___ SUPPLIED DATA ___

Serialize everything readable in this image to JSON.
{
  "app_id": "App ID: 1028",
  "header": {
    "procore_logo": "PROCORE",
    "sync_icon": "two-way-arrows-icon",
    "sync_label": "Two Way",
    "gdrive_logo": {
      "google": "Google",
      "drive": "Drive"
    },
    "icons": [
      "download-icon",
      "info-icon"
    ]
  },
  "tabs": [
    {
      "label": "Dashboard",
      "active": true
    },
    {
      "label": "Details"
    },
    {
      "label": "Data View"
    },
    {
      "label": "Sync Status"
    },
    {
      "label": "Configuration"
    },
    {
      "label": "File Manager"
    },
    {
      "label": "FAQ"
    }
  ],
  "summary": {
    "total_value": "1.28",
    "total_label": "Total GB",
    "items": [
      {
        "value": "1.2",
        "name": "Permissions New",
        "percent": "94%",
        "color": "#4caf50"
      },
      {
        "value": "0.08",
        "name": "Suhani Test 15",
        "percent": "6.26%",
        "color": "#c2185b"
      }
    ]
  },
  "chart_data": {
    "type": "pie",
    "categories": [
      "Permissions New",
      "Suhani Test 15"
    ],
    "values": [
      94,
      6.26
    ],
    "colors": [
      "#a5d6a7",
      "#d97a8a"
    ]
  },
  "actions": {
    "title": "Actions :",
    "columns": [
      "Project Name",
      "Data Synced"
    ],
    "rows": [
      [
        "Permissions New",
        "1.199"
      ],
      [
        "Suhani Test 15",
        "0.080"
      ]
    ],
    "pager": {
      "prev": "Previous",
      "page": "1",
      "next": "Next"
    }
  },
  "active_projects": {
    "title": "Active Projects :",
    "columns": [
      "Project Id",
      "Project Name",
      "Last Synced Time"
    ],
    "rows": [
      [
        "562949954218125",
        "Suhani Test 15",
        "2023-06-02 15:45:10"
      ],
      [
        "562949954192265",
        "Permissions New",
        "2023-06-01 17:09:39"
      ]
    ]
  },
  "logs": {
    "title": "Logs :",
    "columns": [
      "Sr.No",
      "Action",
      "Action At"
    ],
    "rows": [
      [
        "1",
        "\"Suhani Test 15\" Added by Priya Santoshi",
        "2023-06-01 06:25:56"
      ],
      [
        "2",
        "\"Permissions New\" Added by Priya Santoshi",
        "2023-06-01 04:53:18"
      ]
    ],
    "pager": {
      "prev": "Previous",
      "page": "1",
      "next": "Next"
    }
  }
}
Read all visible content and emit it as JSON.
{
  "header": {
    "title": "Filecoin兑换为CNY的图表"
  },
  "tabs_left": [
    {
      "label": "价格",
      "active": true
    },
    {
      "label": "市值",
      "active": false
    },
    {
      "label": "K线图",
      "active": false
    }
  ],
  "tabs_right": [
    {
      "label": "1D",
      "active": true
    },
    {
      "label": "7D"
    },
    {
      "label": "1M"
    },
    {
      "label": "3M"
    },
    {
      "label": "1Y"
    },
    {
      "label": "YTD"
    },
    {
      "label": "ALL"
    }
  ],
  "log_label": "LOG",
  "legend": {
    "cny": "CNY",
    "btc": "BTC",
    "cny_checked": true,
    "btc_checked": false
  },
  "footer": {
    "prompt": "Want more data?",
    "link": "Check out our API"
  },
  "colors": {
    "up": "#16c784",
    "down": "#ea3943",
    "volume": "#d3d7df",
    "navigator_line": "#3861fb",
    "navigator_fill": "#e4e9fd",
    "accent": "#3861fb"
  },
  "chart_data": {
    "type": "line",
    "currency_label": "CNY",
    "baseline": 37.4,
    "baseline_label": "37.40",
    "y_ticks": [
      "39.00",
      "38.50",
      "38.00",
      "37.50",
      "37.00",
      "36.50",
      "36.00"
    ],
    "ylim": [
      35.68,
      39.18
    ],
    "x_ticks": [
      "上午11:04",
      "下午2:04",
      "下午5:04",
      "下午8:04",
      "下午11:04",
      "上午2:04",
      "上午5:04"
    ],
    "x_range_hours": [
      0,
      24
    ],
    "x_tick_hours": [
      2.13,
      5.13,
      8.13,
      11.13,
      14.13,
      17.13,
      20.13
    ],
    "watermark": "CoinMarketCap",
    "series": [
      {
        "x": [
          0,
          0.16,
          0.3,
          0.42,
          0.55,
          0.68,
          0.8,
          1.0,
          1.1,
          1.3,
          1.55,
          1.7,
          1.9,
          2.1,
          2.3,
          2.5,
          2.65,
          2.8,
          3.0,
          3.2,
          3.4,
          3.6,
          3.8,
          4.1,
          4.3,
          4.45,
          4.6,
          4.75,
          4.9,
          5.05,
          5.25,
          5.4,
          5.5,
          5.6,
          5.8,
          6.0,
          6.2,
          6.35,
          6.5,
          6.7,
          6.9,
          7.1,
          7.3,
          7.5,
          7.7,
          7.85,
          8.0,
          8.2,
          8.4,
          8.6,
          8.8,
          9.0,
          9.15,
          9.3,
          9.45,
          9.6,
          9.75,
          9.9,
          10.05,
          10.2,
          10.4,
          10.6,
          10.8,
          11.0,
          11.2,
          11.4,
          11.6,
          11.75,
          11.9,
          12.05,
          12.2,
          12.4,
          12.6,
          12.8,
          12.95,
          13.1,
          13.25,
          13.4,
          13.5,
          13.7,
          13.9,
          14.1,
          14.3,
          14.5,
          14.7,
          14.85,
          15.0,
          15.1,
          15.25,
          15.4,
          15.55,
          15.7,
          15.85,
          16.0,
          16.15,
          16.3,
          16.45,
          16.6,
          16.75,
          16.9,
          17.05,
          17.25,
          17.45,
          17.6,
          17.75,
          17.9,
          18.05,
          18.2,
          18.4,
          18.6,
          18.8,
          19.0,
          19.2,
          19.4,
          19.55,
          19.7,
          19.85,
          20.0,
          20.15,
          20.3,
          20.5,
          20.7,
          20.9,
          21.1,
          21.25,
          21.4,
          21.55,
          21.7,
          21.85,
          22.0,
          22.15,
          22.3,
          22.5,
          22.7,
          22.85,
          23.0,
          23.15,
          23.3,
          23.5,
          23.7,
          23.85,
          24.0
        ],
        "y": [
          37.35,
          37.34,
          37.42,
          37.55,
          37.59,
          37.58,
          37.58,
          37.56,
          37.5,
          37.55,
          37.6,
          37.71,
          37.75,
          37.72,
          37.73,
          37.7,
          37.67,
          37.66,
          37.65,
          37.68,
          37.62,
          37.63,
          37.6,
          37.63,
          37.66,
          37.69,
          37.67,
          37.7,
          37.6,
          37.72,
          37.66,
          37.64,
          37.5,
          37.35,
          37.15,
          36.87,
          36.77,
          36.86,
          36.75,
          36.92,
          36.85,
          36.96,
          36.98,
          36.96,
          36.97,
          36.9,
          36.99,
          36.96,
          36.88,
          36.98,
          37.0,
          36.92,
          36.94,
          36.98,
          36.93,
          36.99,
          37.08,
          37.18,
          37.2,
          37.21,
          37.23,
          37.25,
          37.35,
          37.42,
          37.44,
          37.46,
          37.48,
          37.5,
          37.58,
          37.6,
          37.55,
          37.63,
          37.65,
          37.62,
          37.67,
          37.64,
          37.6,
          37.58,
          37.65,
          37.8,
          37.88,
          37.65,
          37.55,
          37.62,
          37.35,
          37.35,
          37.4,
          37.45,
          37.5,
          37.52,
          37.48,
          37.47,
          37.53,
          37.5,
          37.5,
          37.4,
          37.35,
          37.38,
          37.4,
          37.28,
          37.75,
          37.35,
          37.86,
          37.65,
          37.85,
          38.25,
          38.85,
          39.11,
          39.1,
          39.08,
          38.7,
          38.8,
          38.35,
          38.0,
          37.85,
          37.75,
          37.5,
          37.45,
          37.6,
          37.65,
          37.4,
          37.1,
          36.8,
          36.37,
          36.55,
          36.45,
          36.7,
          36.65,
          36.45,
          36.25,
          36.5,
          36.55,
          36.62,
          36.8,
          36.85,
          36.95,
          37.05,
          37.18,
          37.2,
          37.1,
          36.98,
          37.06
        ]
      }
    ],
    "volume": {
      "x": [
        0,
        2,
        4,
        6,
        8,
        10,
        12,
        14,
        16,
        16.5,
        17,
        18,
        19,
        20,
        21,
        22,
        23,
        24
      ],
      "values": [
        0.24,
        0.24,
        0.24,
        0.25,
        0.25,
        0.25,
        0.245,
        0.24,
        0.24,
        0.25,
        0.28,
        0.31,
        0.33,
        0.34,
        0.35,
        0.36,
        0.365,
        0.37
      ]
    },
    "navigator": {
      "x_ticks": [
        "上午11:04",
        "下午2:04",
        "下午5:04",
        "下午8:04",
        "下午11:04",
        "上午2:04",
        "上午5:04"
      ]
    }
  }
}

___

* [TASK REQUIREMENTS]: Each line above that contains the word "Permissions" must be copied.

* [RESPONSE FOR THIS EXERCISE]:
        "name": "Permissions New",
      "Permissions New",
        "Permissions New",
        "Permissions New",
        "\"Permissions New\" Added by Priya Santoshi",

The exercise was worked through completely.